As part of a nationwide push, Republicans in Missouri have now voted to bar local governments from “tipping the scales” when it comes to so-called “project labor agreements” on construction sites across the state.

The governor is expected to sign the measure, which he asked lawmakers to put on his desk as soon as possible.

A project labor agreement, or PLA, is a collective bargaining agreement put in place prior to the hiring of any contractors or workers for a high-rise building or some other type of construction. Via US News and World Report:

“Counties, cities and other local governments currently have the option to issue bid requirements mandating union working conditions for contractors if less than half a project's funds come from the state. The bill, which passed the House 104-52, would prohibit that.

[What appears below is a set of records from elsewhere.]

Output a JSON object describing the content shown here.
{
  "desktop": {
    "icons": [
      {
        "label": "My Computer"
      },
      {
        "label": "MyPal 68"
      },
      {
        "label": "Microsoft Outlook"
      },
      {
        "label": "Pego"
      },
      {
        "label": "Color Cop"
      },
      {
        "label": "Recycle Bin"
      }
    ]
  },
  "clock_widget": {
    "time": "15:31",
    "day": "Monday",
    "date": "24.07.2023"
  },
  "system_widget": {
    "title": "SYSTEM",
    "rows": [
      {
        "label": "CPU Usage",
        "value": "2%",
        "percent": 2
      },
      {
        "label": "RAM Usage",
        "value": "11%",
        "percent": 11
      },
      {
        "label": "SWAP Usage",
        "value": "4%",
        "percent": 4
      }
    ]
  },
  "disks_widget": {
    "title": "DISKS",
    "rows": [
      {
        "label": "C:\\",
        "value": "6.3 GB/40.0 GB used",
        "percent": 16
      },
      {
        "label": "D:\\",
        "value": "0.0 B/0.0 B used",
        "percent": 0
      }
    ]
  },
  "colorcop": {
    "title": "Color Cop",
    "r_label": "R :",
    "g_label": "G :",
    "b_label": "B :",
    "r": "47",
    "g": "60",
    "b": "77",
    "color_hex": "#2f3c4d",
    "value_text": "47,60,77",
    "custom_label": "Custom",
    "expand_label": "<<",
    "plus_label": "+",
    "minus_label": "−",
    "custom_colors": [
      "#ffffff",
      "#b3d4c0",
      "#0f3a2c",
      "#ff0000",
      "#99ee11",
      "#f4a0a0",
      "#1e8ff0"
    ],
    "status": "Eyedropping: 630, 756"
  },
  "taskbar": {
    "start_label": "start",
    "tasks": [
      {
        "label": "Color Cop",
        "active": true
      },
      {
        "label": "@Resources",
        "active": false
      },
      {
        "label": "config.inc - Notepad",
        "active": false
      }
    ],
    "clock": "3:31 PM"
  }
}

“The legislation also wouldn't allow local governments to give preferential treatment to union contractors. Governments that violate those provisions would lose state funding and tax credits for two years.

“Supporters argue ending project labor agreements will give non-union contractors more opportunities in bidding for public construction jobs and lower the cost of those projects.

“O'Fallon Republican Rep. John Wiemann said the measure will ‘level the playing field for all contractors.’”

Democrats object to the bill, arguing that the agreements protect workers regardless of which contractors are eventually hired.

Texas Republicans are advancing a similar measure, which seems on track for passage. We’ll keep an eye on its progress.